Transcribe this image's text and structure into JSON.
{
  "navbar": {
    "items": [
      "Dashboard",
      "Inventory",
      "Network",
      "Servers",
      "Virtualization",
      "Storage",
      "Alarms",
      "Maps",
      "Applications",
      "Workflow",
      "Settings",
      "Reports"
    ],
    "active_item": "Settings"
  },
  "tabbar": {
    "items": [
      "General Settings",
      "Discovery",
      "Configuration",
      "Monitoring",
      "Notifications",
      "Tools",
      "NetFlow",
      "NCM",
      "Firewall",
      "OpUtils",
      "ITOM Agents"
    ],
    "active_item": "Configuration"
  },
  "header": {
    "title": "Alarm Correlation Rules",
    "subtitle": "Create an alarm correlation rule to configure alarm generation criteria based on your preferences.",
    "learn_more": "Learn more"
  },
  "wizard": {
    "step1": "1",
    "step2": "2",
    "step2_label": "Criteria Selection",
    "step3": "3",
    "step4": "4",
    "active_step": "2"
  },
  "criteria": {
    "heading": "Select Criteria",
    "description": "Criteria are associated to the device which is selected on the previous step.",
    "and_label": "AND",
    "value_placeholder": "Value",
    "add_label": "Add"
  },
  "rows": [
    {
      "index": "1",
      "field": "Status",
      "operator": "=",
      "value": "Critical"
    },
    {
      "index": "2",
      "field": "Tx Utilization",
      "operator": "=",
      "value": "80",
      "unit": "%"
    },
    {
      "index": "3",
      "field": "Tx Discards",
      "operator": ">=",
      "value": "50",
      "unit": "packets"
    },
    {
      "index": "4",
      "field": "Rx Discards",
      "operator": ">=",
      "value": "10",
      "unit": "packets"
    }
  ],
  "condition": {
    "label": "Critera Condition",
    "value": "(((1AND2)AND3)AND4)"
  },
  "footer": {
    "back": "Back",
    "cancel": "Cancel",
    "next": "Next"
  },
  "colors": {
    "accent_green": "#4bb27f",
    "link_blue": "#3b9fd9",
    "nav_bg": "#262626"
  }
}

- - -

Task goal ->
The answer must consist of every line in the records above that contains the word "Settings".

Answer for this exercise ->
      "Settings",
    "active_item": "Settings"
      "General Settings",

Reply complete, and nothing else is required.